Intellectual property: How to protect your business

Wesley O’Brien is a Senior Associate at national law firm Bevan Brittan. He specialises in advising businesses on intellectual property disputes and he spoke to Business Leader about what CEOs need to know about IP.

For many businesses – both start ups and more established businesses – intellectual property (IP) is their most valuable asset. For businesses that may grow rapidly, like tech businesses, it is vital to protect your IP.

There are a number of considerations that come into play when creating innovative new products, services or ideas and it is important that you are aware of these from the outset – both to protect your work and the investment you have made, to commercialise your ideas, and to prevent others from copying them

There are a number of IP rights to consider.


Patents protect processes and how something works. They are a powerful right that will offer 20 years of protection once registered. However, if you develop a new idea or innovation, you must keep it secret. If you disclose any aspect of it, you risk not being able to obtain a patent. It is important that specialist advice is sought at an early stage.


Copyright protects, amongst other things, written words, software and images.

Although copyright arises automatically (in the UK there are no registration requirements), the owner will usually be the person who created the work. This can cause issues, for example, where a contractor (such as a web developer or designer) completes work on your behalf. It is therefore important to ensure that the agreement between you and the contractor includes an assignment (to you) of the copyright in the work.


The law of confidentiality allows you to protect your technical and commercially sensitive information. It is important to take legal advice, particularly if you want to share your information or ideas with third parties.

Trade marks

Trade marks help protect and promote the goodwill and reputation in your business and your products and services. Goodwill can arise automatically through use of a trading name or mark in a particular location. However, unregistered rights like this do not offer as much protection as a registered trade mark.

A trade mark registration enables you to stop others from using an identical or similar mark for identical or similar goods and services. Once registered, it gives you an initial 10 years’ of protection. These really important rights are essential for all businesses, and you should consider obtaining a trade mark registration for (among other things) brand names, trading names and logos.
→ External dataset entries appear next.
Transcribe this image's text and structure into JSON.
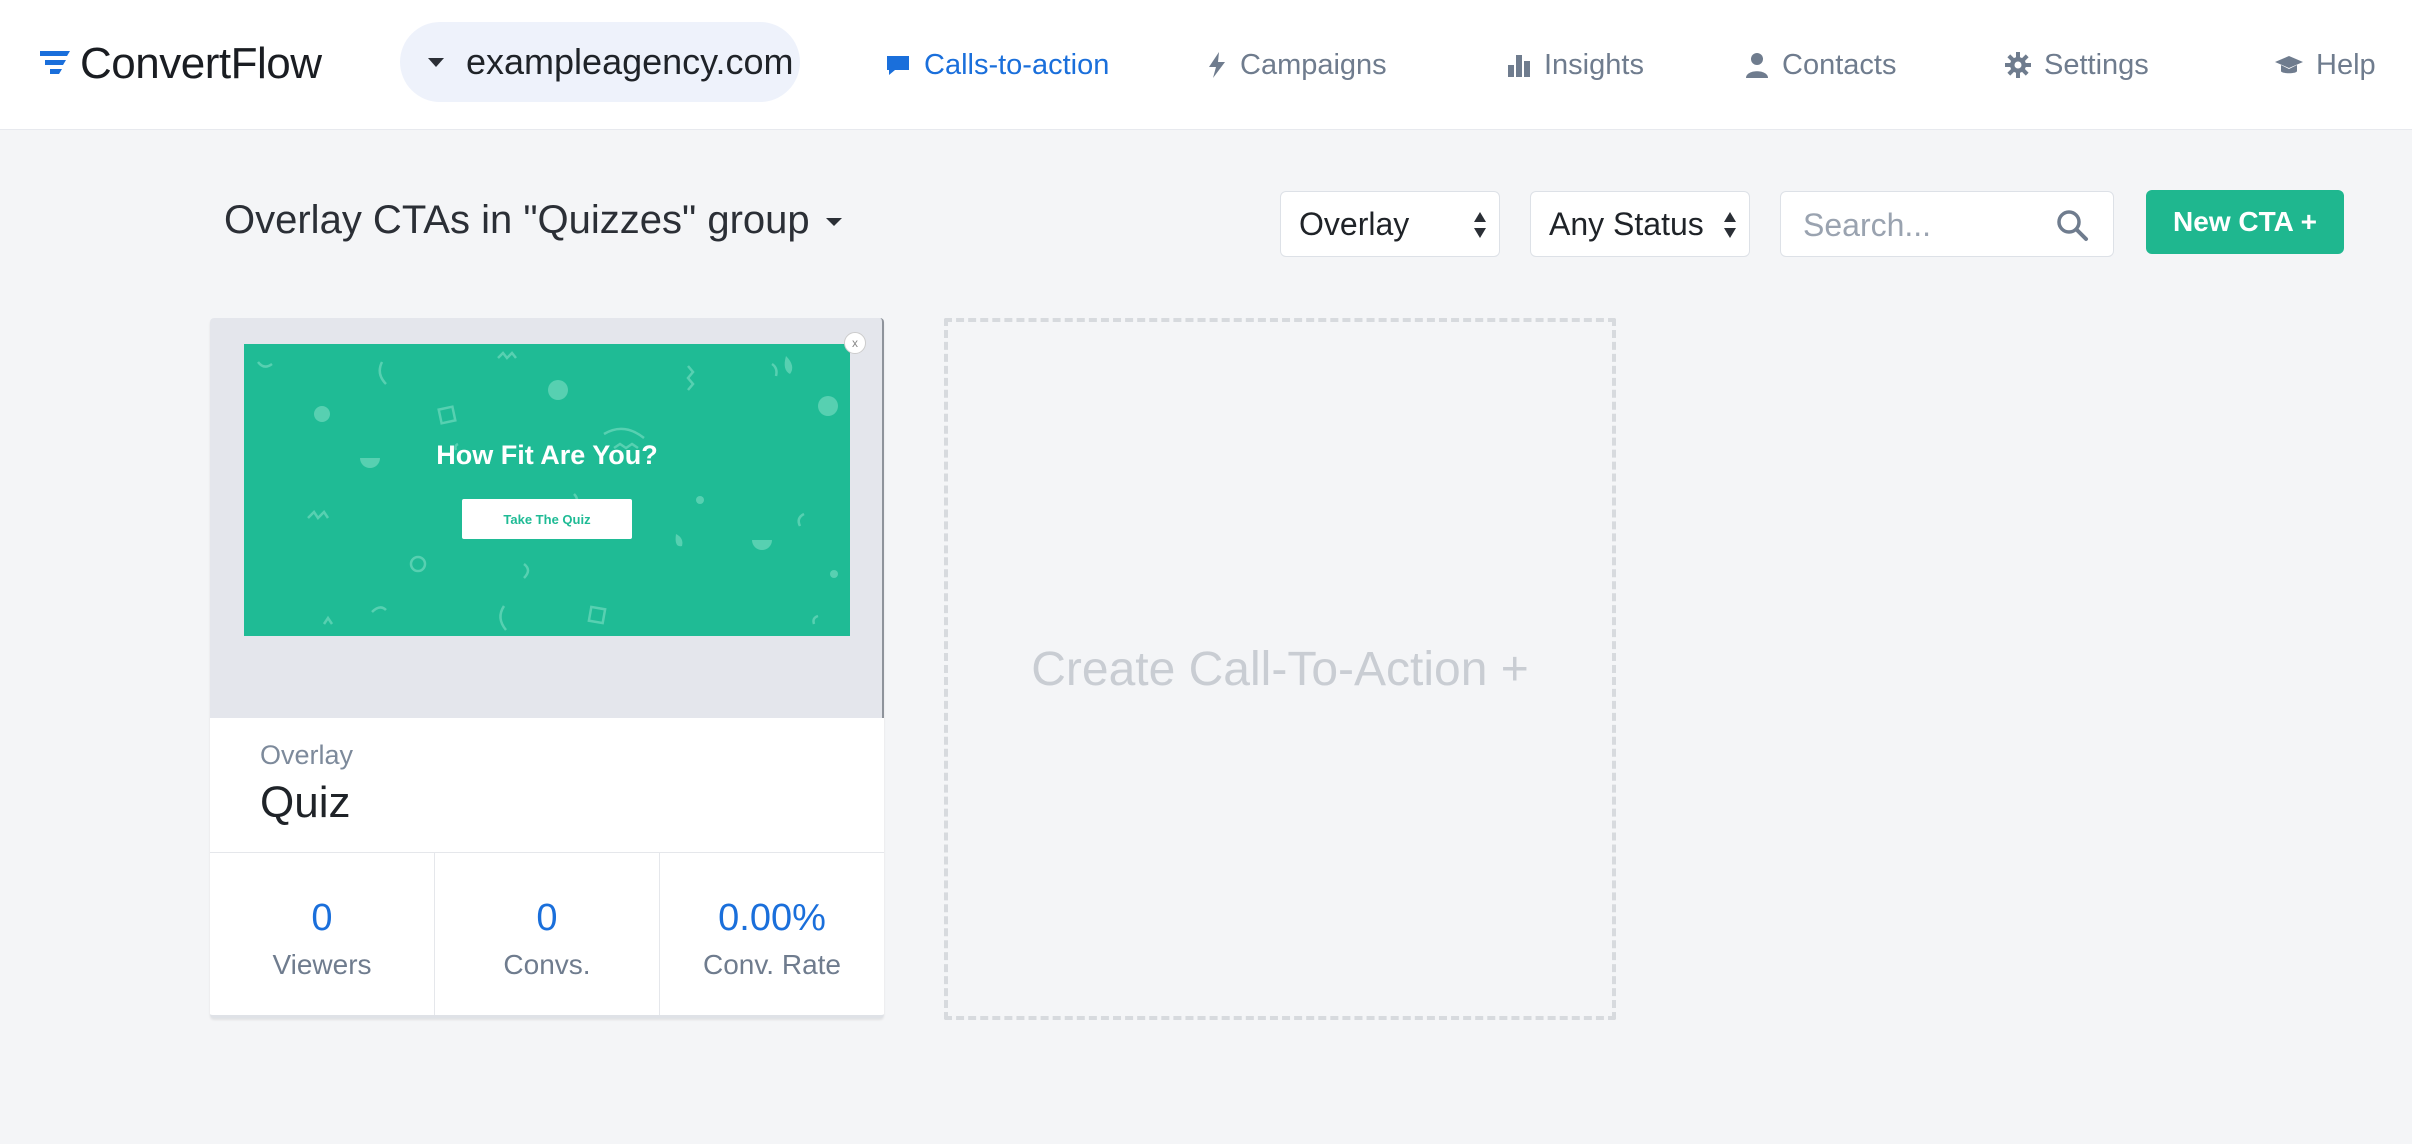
{
  "app": {
    "brand": "ConvertFlow"
  },
  "site_selector": {
    "value": "exampleagency.com"
  },
  "nav": {
    "items": [
      {
        "label": "Calls-to-action",
        "icon": "chat-bubble-icon",
        "active": true
      },
      {
        "label": "Campaigns",
        "icon": "lightning-icon",
        "active": false
      },
      {
        "label": "Insights",
        "icon": "bar-chart-icon",
        "active": false
      },
      {
        "label": "Contacts",
        "icon": "user-icon",
        "active": false
      },
      {
        "label": "Settings",
        "icon": "gear-icon",
        "active": false
      },
      {
        "label": "Help",
        "icon": "graduation-cap-icon",
        "active": false
      }
    ]
  },
  "toolbar": {
    "title": "Overlay CTAs in \"Quizzes\" group",
    "type_filter": "Overlay",
    "status_filter": "Any Status",
    "search_placeholder": "Search...",
    "new_button": "New CTA +"
  },
  "cards": [
    {
      "type": "Overlay",
      "name": "Quiz",
      "preview": {
        "headline": "How Fit Are You?",
        "button": "Take The Quiz",
        "close": "x",
        "background": "#1fbb95"
      },
      "stats": [
        {
          "value": "0",
          "label": "Viewers"
        },
        {
          "value": "0",
          "label": "Convs."
        },
        {
          "value": "0.00%",
          "label": "Conv. Rate"
        }
      ]
    }
  ],
  "create_placeholder": "Create Call-To-Action +",
  "colors": {
    "accent_blue": "#1a6fdb",
    "accent_green": "#1fb78f",
    "muted_text": "#6f7c8e"
  }
}
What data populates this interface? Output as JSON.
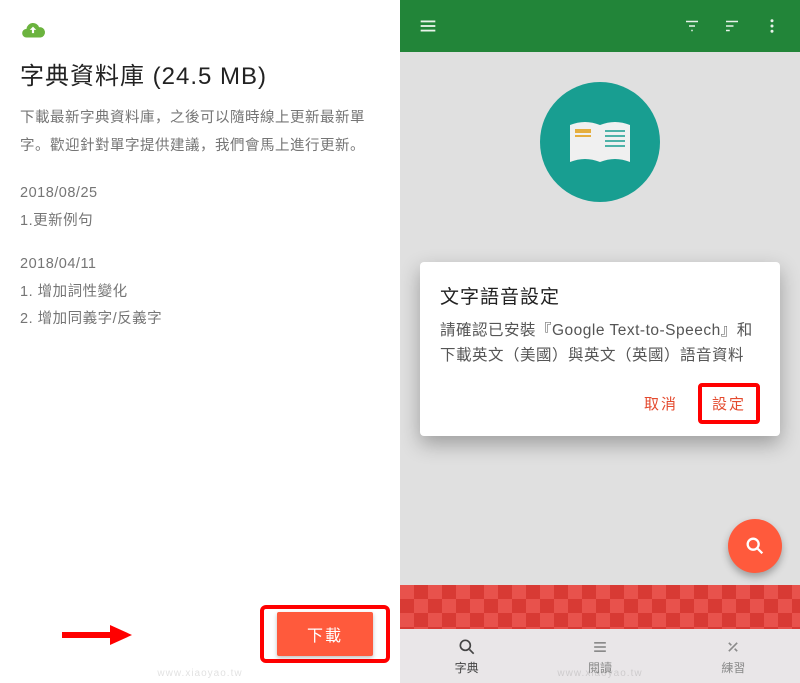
{
  "left": {
    "title": "字典資料庫 (24.5 MB)",
    "description": "下載最新字典資料庫，之後可以隨時線上更新最新單字。歡迎針對單字提供建議，我們會馬上進行更新。",
    "changelog": [
      {
        "date": "2018/08/25",
        "items": [
          "1.更新例句"
        ]
      },
      {
        "date": "2018/04/11",
        "items": [
          "1. 增加詞性變化",
          "2. 增加同義字/反義字"
        ]
      }
    ],
    "download_label": "下載"
  },
  "right": {
    "hero_icon": "book-icon",
    "dialog": {
      "title": "文字語音設定",
      "message": "請確認已安裝『Google Text-to-Speech』和下載英文（美國）與英文（英國）語音資料",
      "cancel": "取消",
      "confirm": "設定"
    },
    "fab_icon": "search-icon",
    "bottom_nav": [
      {
        "icon": "search-icon",
        "label": "字典"
      },
      {
        "icon": "list-icon",
        "label": "閱讀"
      },
      {
        "icon": "tools-icon",
        "label": "練習"
      }
    ]
  },
  "colors": {
    "accent_green": "#228539",
    "accent_orange": "#ff5a3c",
    "highlight_red": "#ff0000",
    "teal": "#1aa89b"
  }
}
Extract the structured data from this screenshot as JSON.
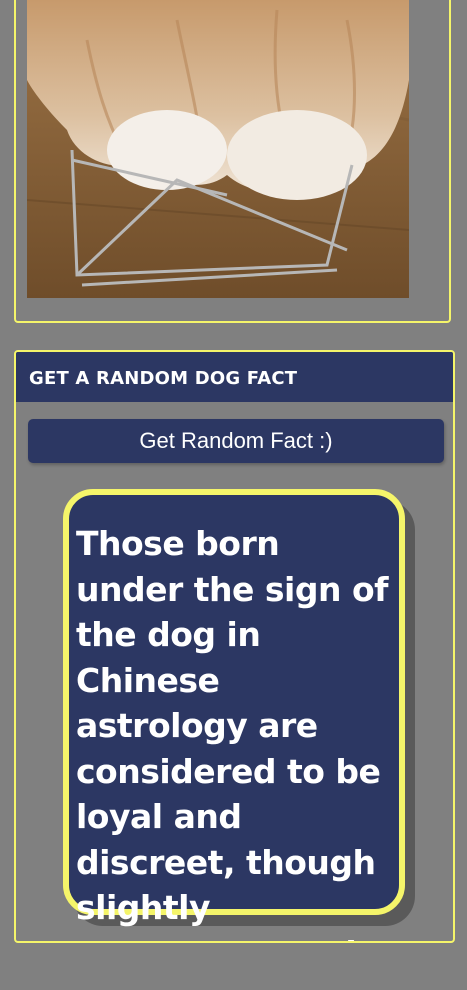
{
  "photo": {
    "alt_icon": "dog-photo"
  },
  "fact_section": {
    "title": "GET A RANDOM DOG FACT",
    "button_label": "Get Random Fact :)",
    "fact_text": "Those born under the sign of the dog in Chinese astrology are considered to be loyal and discreet, though slightly temperamental."
  },
  "colors": {
    "page_background": "#808080",
    "card_border": "#f5f56a",
    "navy": "#2c3763",
    "text": "#ffffff"
  }
}
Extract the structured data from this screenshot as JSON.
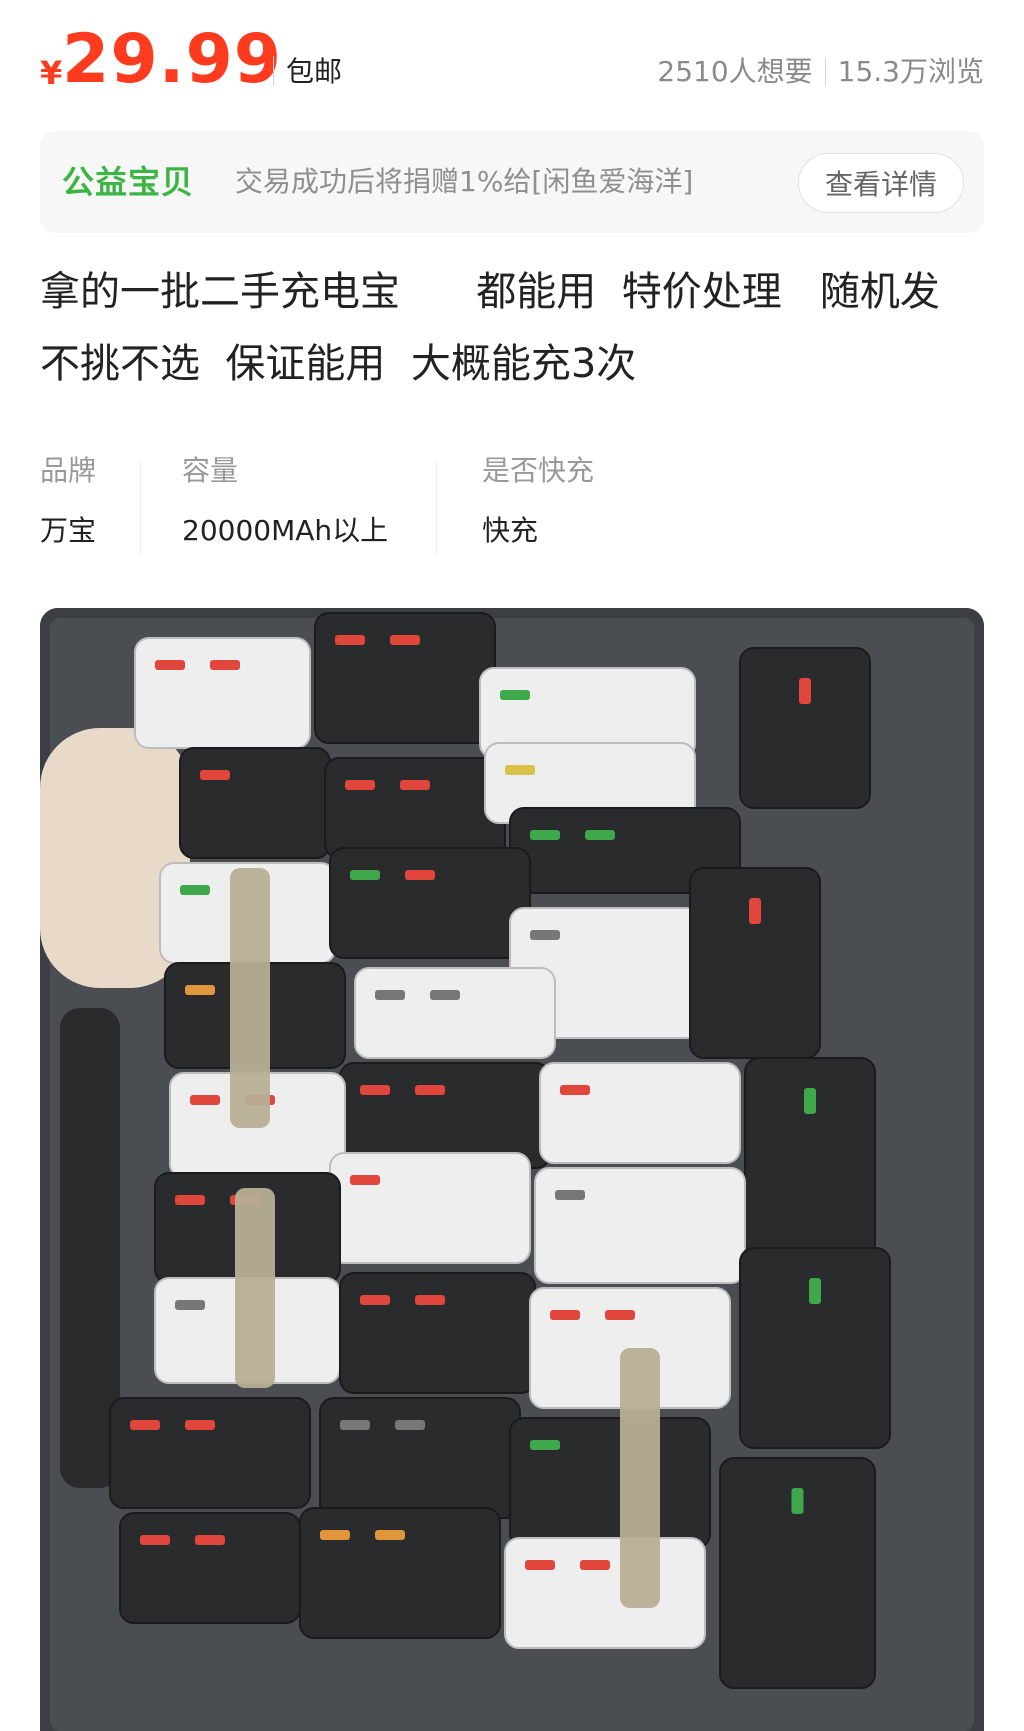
{
  "price": {
    "currency": "¥",
    "amount": "29.99",
    "shipping": "包邮"
  },
  "stats": {
    "wants": "2510人想要",
    "views": "15.3万浏览"
  },
  "charity": {
    "badge": "公益宝贝",
    "text": "交易成功后将捐赠1%给[闲鱼爱海洋]",
    "button": "查看详情"
  },
  "description": {
    "line1": "拿的一批二手充电宝      都能用  特价处理   随机发",
    "line2": "不挑不选  保证能用  大概能充3次"
  },
  "specs": [
    {
      "label": "品牌",
      "value": "万宝"
    },
    {
      "label": "容量",
      "value": "20000MAh以上"
    },
    {
      "label": "是否快充",
      "value": "快充"
    }
  ],
  "photo": {
    "subject": "power-banks-in-bin",
    "colors": {
      "bin": "#3b3e42",
      "white_unit": "#eeeeee",
      "black_unit": "#2a2b2d",
      "red_port": "#e0463b",
      "green_port": "#3ea84a"
    }
  }
}
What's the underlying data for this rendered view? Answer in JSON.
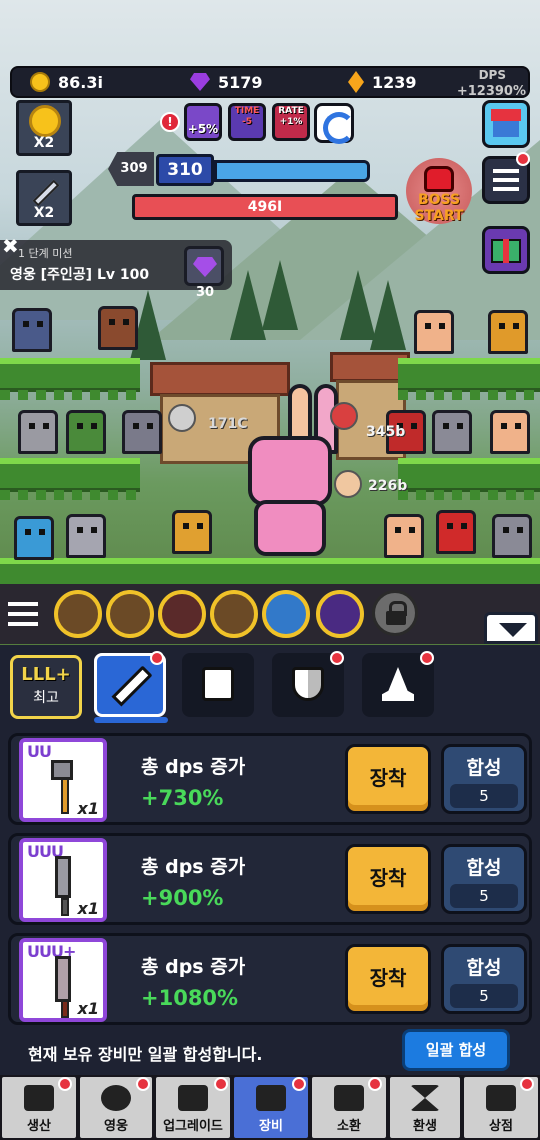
{
  "resources": {
    "coins": "86.3i",
    "gems": "5179",
    "gold": "1239",
    "dps_label": "DPS",
    "dps_value": "+12390%"
  },
  "side_buttons": {
    "coin_boost": "X2",
    "attack_boost": "X2"
  },
  "buffs": [
    {
      "label": "+5%",
      "icon": "sword-buff-icon"
    },
    {
      "label": "TIME -5",
      "icon": "time-buff-icon"
    },
    {
      "label": "RATE +1%",
      "icon": "rate-buff-icon"
    }
  ],
  "stage": {
    "previous": "309",
    "current": "310",
    "progress": 1.0
  },
  "enemy_hp": "496I",
  "boss_button": {
    "line1": "BOSS",
    "line2": "START"
  },
  "mission": {
    "subtitle": "1 단계 미션",
    "text": "영웅 [주인공] Lv 100",
    "reward": "30"
  },
  "damage_numbers": [
    "171C",
    "345b",
    "226b"
  ],
  "equipment": {
    "grade": {
      "label": "LLL+",
      "sub": "최고"
    },
    "categories": [
      "sword-icon",
      "armor-icon",
      "shield-icon",
      "hat-icon"
    ],
    "items": [
      {
        "tier": "UU",
        "qty": "x1",
        "title": "총 dps 증가",
        "value": "+730%",
        "equip": "장착",
        "merge": "합성",
        "merge_count": "5"
      },
      {
        "tier": "UUU",
        "qty": "x1",
        "title": "총 dps 증가",
        "value": "+900%",
        "equip": "장착",
        "merge": "합성",
        "merge_count": "5"
      },
      {
        "tier": "UUU+",
        "qty": "x1",
        "title": "총 dps 증가",
        "value": "+1080%",
        "equip": "장착",
        "merge": "합성",
        "merge_count": "5"
      }
    ],
    "footer_text": "현재 보유 장비만 일괄 합성합니다.",
    "bulk_button": "일괄 합성"
  },
  "nav": [
    {
      "label": "생산",
      "icon": "anvil-icon"
    },
    {
      "label": "영웅",
      "icon": "hero-icon"
    },
    {
      "label": "업그레이드",
      "icon": "upgrade-icon"
    },
    {
      "label": "장비",
      "icon": "bag-icon"
    },
    {
      "label": "소환",
      "icon": "summon-icon"
    },
    {
      "label": "환생",
      "icon": "hourglass-icon"
    },
    {
      "label": "상점",
      "icon": "cart-icon"
    }
  ],
  "colors": {
    "accent": "#2a67d6",
    "equip": "#f3b638",
    "stat_green": "#49d95a",
    "hp_red": "#e84f55"
  }
}
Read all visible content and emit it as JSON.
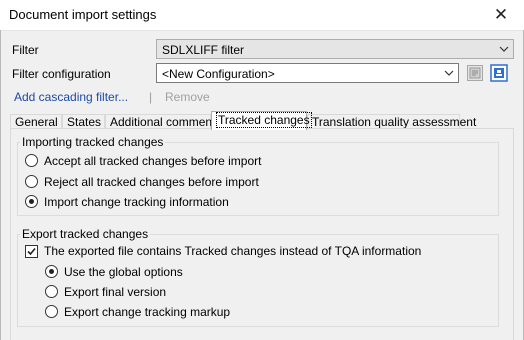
{
  "window": {
    "title": "Document import settings",
    "close_glyph": "✕"
  },
  "filter": {
    "label": "Filter",
    "value": "SDLXLIFF filter"
  },
  "filter_config": {
    "label": "Filter configuration",
    "value": "<New Configuration>"
  },
  "links": {
    "add_cascading": "Add cascading filter...",
    "separator": "|",
    "remove": "Remove"
  },
  "tabs": [
    {
      "label": "General"
    },
    {
      "label": "States"
    },
    {
      "label": "Additional comments"
    },
    {
      "label": "Tracked changes"
    },
    {
      "label": "Translation quality assessment"
    }
  ],
  "selected_tab": "Tracked changes",
  "importing": {
    "title": "Importing tracked changes",
    "options": [
      {
        "label": "Accept all tracked changes before import",
        "selected": false
      },
      {
        "label": "Reject all tracked changes before import",
        "selected": false
      },
      {
        "label": "Import change tracking information",
        "selected": true
      }
    ]
  },
  "export": {
    "title": "Export tracked changes",
    "checkbox_label": "The exported file contains Tracked changes instead of TQA information",
    "checkbox_checked": true,
    "options": [
      {
        "label": "Use the global options",
        "selected": true
      },
      {
        "label": "Export final version",
        "selected": false
      },
      {
        "label": "Export change tracking markup",
        "selected": false
      }
    ]
  },
  "icons": {
    "settings": "filter-settings-icon",
    "edit": "edit-configuration-icon"
  },
  "colors": {
    "link": "#1c4aa6",
    "icon_blue": "#2f6fd0",
    "disabled": "#a0a0a0"
  }
}
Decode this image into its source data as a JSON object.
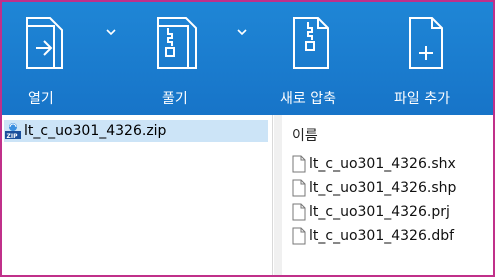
{
  "toolbar": {
    "open_label": "열기",
    "extract_label": "풀기",
    "new_archive_label": "새로 압축",
    "add_file_label": "파일 추가"
  },
  "tree": {
    "archive_name": "lt_c_uo301_4326.zip"
  },
  "file_list": {
    "header_name": "이름",
    "files": [
      "lt_c_uo301_4326.shx",
      "lt_c_uo301_4326.shp",
      "lt_c_uo301_4326.prj",
      "lt_c_uo301_4326.dbf"
    ]
  },
  "colors": {
    "toolbar_blue": "#1a7ccf",
    "selection": "#cce4f7",
    "frame": "#c0308a"
  },
  "icons": {
    "open": "folder-arrow-icon",
    "extract": "folder-zip-icon",
    "new_archive": "zip-file-icon",
    "add_file": "file-plus-icon"
  }
}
Design rights can protect the way an item looks and can be used to protect both 2D and 3D designs including internal components of machinery for example. Like trade marks, these rights can be unregistered or registered, but design registration offers a much more robust and longer lasting protection.

These are powerful rights which can slow down the competition, whilst preventing others from creating products that look like yours.

Impact of Brexit

Intellectual property rules changed when we left the EU. Generally, businesses that had registered EU rights before 1 January 2021 will have had those rights cloned into UK versions. However, going forward businesses who want to expand in to Europe (or beyond) will need to consider obtaining protection in both the UK and EU. When planning how to protect your IP it is important to think about your long term strategy and any international expansion plans.

Many IP rights overlap and some may be more relevant for your business than others. To ensure your protection is as robust as possible it is important to seek expert advice.